Work task: The required answer is each line in the entries below where "arrow" occurs.

Exercise inputs:
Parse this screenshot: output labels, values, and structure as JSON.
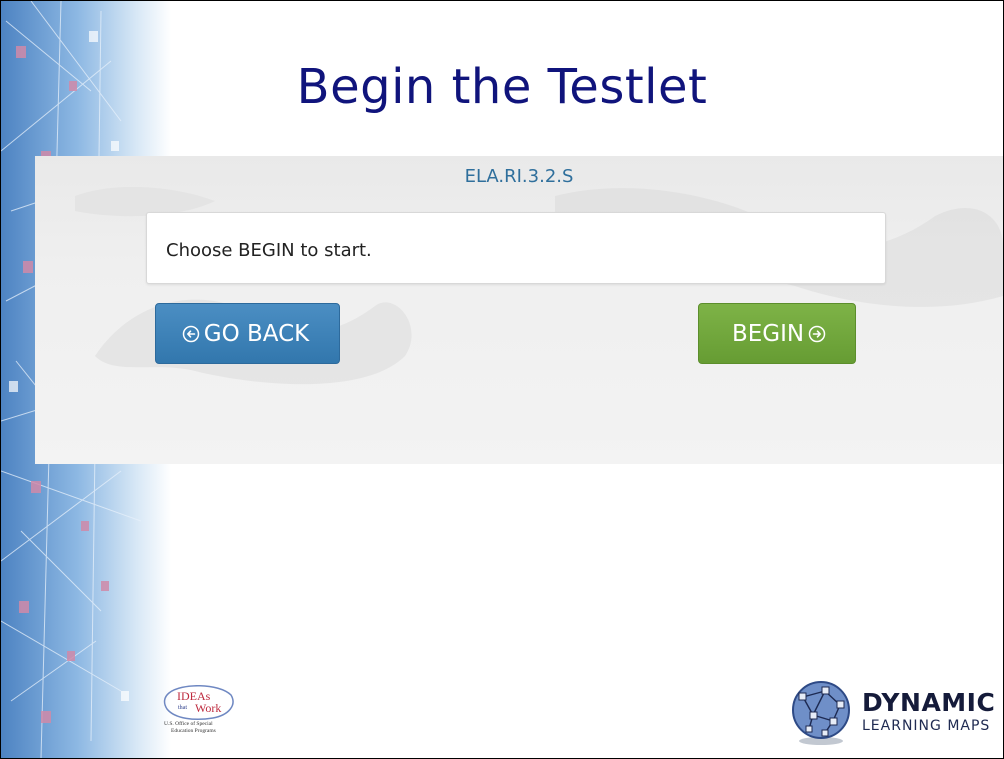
{
  "slide": {
    "title": "Begin the Testlet"
  },
  "testlet": {
    "code": "ELA.RI.3.2.S",
    "prompt": "Choose BEGIN to start.",
    "back_label": "GO BACK",
    "begin_label": "BEGIN"
  },
  "logos": {
    "ideas": {
      "line1": "IDEAs",
      "line2": "that",
      "line3": "Work",
      "caption1": "U.S. Office of Special",
      "caption2": "Education Programs"
    },
    "dlm": {
      "word": "DYNAMIC",
      "subtitle": "LEARNING MAPS"
    }
  },
  "colors": {
    "title": "#10147c",
    "code": "#2f6f9c",
    "back_button": "#3b82b9",
    "begin_button": "#72a83f",
    "network_band": "#6fa2d7"
  },
  "icons": {
    "back": "circle-arrow-left-icon",
    "begin": "circle-arrow-right-icon",
    "network": "network-nodes-decoration",
    "dlm": "globe-network-icon"
  }
}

Written answer:
    "back": "circle-arrow-left-icon",
    "begin": "circle-arrow-right-icon",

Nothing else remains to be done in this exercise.